Authorities in the Russian city of Chelyabinsk have warned residents not to wear gas masks to publicly express their environmental concerns during Russian President Vladimir Putin's upcoming visit.
The administration of the Urals city issued a statement on November 2 noting that a federal law forbids demonstrators from hiding their faces during public gatherings.
The statement followed online discussions by local residents about staging a flash mob next week during Putin's visit to Chelyabinsk, where he is expected to meet Kazakh President Nursultan Nazarbaev for a November 9 forum on bilateral cooperation.
Writing on the Russian social-networking site VKontakte, one resident described the planned flash mob by demonstrators wearing gas masks as a last-ditch effort to attract attention to locals' push for a cleaner city.
"Protests, referendums, petitions, and questions to the president have not led to the improvement of ecological conditions in Chelyabinsk," the user wrote.

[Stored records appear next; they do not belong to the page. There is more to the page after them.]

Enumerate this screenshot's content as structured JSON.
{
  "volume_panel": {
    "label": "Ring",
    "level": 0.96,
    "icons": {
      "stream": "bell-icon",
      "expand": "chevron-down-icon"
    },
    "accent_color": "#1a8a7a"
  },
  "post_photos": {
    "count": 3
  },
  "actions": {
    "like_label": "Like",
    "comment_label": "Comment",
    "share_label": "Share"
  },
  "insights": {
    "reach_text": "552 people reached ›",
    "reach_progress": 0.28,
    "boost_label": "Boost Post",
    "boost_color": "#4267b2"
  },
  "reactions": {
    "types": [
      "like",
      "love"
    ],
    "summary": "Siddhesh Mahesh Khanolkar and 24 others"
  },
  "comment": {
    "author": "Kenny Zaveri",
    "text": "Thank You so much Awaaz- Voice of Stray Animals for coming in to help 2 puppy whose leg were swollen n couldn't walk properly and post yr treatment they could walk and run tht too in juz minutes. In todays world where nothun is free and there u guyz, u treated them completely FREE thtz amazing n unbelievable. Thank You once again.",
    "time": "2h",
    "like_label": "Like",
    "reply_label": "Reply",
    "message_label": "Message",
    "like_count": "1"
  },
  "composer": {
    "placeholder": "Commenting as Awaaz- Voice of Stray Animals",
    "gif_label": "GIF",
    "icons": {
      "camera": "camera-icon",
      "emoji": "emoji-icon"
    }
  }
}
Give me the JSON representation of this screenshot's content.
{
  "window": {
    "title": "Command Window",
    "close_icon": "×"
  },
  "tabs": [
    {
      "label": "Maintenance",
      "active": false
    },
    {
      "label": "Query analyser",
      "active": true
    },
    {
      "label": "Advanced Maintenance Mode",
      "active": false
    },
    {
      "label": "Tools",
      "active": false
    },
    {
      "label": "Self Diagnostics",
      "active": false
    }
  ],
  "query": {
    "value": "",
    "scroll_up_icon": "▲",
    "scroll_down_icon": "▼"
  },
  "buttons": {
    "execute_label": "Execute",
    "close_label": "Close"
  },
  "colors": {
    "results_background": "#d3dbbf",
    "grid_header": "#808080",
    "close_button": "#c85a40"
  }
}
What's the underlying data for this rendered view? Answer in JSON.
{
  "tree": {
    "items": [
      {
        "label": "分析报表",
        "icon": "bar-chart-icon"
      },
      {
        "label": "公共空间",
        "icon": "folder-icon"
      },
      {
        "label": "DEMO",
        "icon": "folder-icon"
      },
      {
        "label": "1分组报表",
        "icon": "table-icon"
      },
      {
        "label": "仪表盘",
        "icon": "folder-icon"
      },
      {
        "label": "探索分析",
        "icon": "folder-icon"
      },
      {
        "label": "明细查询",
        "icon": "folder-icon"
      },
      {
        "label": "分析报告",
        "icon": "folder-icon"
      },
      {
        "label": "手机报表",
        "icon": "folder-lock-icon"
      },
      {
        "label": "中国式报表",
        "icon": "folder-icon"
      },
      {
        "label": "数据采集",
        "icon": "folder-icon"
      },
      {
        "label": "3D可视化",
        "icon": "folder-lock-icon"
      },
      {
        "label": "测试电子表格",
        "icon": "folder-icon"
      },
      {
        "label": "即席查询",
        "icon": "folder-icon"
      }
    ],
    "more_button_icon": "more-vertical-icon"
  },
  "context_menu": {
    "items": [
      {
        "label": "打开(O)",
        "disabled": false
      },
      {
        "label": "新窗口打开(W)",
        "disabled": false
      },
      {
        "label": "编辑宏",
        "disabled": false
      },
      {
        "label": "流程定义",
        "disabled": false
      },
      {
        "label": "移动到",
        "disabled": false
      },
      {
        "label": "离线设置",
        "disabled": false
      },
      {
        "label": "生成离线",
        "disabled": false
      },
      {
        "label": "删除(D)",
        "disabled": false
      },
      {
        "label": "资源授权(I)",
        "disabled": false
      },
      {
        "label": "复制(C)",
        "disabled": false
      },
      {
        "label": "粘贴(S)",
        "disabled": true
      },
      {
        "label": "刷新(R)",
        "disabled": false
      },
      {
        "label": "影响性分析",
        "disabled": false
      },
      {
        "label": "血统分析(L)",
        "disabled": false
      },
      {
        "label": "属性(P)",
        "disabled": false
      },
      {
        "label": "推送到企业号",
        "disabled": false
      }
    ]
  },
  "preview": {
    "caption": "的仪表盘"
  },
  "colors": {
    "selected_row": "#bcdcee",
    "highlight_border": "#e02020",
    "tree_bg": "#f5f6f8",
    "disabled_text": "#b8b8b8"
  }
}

The Chelyabinsk region has long been plagued by industrial pollution. Russian Natural Resources Minister Sergei Donskoi said last year that the region was among the country's worst in terms of air quality.
The Chelyabinsk city administration's statement specifically warned activists against wearing gas masks to greet the president.
It said residents should cast a "critical eye" on plans for the protest, noting that local authorities had not granted permission for such a demonstration.